You are here

German rail strike called off, but new dispute looms

German railways operator Deutsche Bahn on Thursday announced an end to a drivers strike that had paralysed train travel in Europe's biggest economy, after the feuding sides agreed to mediation.

[FRANKFURT] German railways operator Deutsche Bahn on Thursday announced an end to a drivers strike that had paralysed train travel in Europe's biggest economy, after the feuding sides agreed to mediation.

But fresh trouble appeared to be brewing elsewhere, as the biggest rail union threatened industrial action if a pay deal was not reached soon.

While Deutsche Bahn (DB) said it would probably take until Saturday for normal services to resume, "millions of rail passengers can breathe a sigh of relief".

"The GdL (train driver union) strike is over with immediate effect," it said in a statement, adding that the company and the union had agreed overnight to have a mediator appointed to settle their months-long dispute over wages, work hours and negotiating rights.

Market voices on:

DB said it was "pulling out all the stops" for services to return to normal as soon as possible.

"This could take some time," said DB's head of personnel Ulrich Weber.

"While regional and local trains can be expected to return to normal as early as Friday, the process will take longer in long-distance services because of the more complex planning needed for personnel and trains," Weber said.

Long-distance services were expected to return to normal by Saturday.

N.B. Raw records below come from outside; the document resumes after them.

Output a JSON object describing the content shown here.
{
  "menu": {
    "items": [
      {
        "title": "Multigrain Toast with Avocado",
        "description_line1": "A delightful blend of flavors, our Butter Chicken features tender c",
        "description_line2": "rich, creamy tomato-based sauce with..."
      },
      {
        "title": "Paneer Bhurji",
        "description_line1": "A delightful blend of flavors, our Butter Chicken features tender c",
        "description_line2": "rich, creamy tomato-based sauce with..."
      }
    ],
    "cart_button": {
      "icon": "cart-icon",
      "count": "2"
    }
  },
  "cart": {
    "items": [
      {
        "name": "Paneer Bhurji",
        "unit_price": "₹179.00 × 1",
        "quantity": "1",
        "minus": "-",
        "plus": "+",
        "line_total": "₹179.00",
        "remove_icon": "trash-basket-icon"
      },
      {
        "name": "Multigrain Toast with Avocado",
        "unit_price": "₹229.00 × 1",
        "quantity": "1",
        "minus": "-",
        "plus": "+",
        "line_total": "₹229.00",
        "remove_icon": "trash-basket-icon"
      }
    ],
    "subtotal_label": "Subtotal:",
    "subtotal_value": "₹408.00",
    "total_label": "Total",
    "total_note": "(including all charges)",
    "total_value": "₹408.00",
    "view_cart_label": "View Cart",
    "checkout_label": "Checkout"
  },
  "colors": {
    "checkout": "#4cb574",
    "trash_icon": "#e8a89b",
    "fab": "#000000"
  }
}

GdL, for its part, said it expected all of its members to have returned to work by 7:00 pm (1700 GMT) on Thursday.

GdL said management had conceded to one of its key demands, namely that a deal would not be dependent on whatever agreements were reached with other unions.

The GdL, which represents some 20,000 train drivers, is demanding a wage rise and shorter work hours as well as the right to represent other rail workers such as conductors and restaurant carriage staff.

That demand is effectively a turf war with the larger railway union EVG, which has more than 200,000 members, and which is now involved in separate, less heated, wage negotiations with DB.

"After nearly a year of this industrial dispute, we've managed to cut through the Gordian knot," said GdL chief Claus Weselsky.

And the union promised there would be no more strikes until at least June 17 while the mediation was ongoing.

But DB personnel chief Weber cautioned that the agreement to take the matter to mediation was "still not final breakthrough" in the dispute itself.

Nevertheless, "we now have a real chance to reach an agreement," he added. "We are going into the mediation with no pre-conditions." The strike, the ninth stoppage in less than a year, had begun Tuesday and initially affected freight trains, but was extended to passenger services on Wednesday, forcing the cancellation of two thirds of long-distance passenger services.

The industrial dispute centres on wages, work hours and negotiating rights between the small GdL union and the national rail operator.

In early May the union staged a nearly week-long walkout, the longest in DB's history, which industry groups estimated cost Europe's top economy almost half a billion euros (US$550 million).

Nevertheless, while GdL and management have agreed to lower their weapons, new trouble appeared to be brewing with EVG, which is threatening walkouts of its own.

Wage talks with EVG were scheduled to go into a 12th and decisive around later on Thursday.

"We will have to strike if no deal is reached," EVG chief Alexander Kirchner told the regional daily Passauer Neue Presse.

Mr Kirchner insisted that EVG was anxious to reach a deal at the negotiating table.

"But if that's not possible, we will take industrial action," he said, adding that management's offer of a 4.7-percent pay increase was "a long way off what would would be acceptable for us." Mr Kirchner also hit out at the smaller drivers' union GdL for striking.

"Only around 1,000 train drivers are striking, while more than 100,000 colleagues are keen to work," he said. "It is not acceptable if 1.5 per cent of the workforce and their strike action prevent the others from getting more money." DB's Weber said he could not say whether an agreement with EVG could be reached.

"But I hope very much that we will able to announce a good and successful day for DB tomorrow and that we can sort things out with EVG as well," Mr Weber said.

Deutsche Bahn transports around 5.5 million passengers and over 600,000 tonnes of cargo in Germany every day.